Entries taken from a collection
● ● ● ● ● ● ●
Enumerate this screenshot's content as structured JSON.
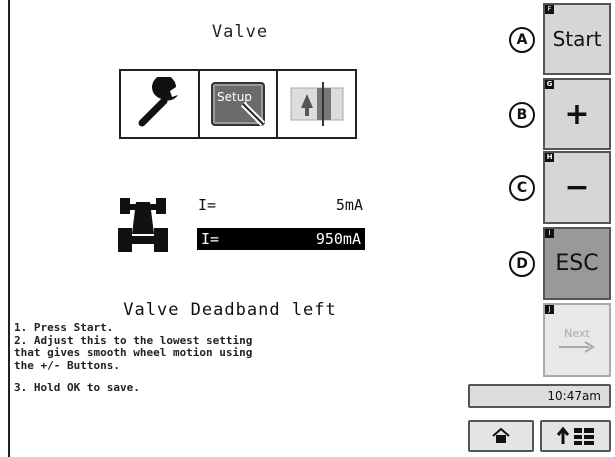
{
  "screen": {
    "title": "Valve"
  },
  "tool_tabs": {
    "setup_label": "Setup"
  },
  "current": {
    "row1_label": "I=",
    "row1_value": "5mA",
    "row2_label": "I=",
    "row2_value": "950mA"
  },
  "instructions": {
    "title": "Valve Deadband left",
    "lines": [
      "1. Press Start.",
      "2. Adjust this to the lowest setting",
      "that gives smooth wheel motion using",
      "the +/- Buttons.",
      "3. Hold OK to save."
    ]
  },
  "softkeys": [
    {
      "key": "F",
      "circle": "A",
      "label": "Start"
    },
    {
      "key": "G",
      "circle": "B",
      "label": "+"
    },
    {
      "key": "H",
      "circle": "C",
      "label": "−"
    },
    {
      "key": "I",
      "circle": "D",
      "label": "ESC"
    },
    {
      "key": "J",
      "label": "Next"
    }
  ],
  "status": {
    "time": "10:47am"
  },
  "icons": {
    "wrench": "wrench-icon",
    "setup": "setup-icon",
    "calibration": "calibration-icon",
    "tractor": "tractor-icon",
    "home": "home-icon",
    "menu": "menu-icon",
    "next_arrow": "arrow-right-icon"
  },
  "colors": {
    "softkey_bg": "#d6d6d6",
    "esc_bg": "#999999",
    "highlight_bg": "#000000"
  }
}
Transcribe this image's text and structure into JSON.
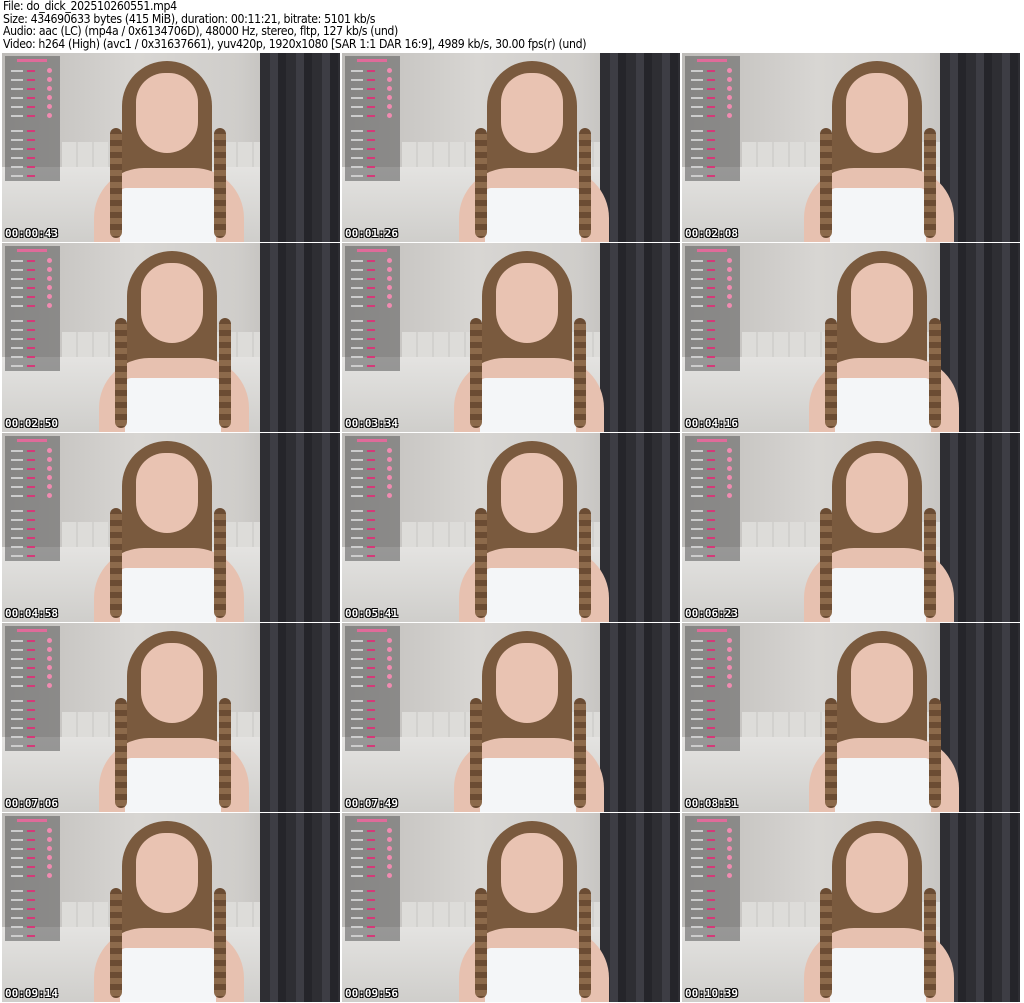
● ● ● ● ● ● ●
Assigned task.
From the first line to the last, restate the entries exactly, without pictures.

Answer to the exercise.
Enumerate this screenshot's content as structured JSON.
{
  "screen": {
    "title": "Valve"
  },
  "tool_tabs": {
    "setup_label": "Setup"
  },
  "current": {
    "row1_label": "I=",
    "row1_value": "5mA",
    "row2_label": "I=",
    "row2_value": "950mA"
  },
  "instructions": {
    "title": "Valve Deadband left",
    "lines": [
      "1. Press Start.",
      "2. Adjust this to the lowest setting",
      "that gives smooth wheel motion using",
      "the +/- Buttons.",
      "3. Hold OK to save."
    ]
  },
  "softkeys": [
    {
      "key": "F",
      "circle": "A",
      "label": "Start"
    },
    {
      "key": "G",
      "circle": "B",
      "label": "+"
    },
    {
      "key": "H",
      "circle": "C",
      "label": "−"
    },
    {
      "key": "I",
      "circle": "D",
      "label": "ESC"
    },
    {
      "key": "J",
      "label": "Next"
    }
  ],
  "status": {
    "time": "10:47am"
  },
  "icons": {
    "wrench": "wrench-icon",
    "setup": "setup-icon",
    "calibration": "calibration-icon",
    "tractor": "tractor-icon",
    "home": "home-icon",
    "menu": "menu-icon",
    "next_arrow": "arrow-right-icon"
  },
  "colors": {
    "softkey_bg": "#d6d6d6",
    "esc_bg": "#999999",
    "highlight_bg": "#000000"
  }
}
Transcribe this image's text and structure into JSON.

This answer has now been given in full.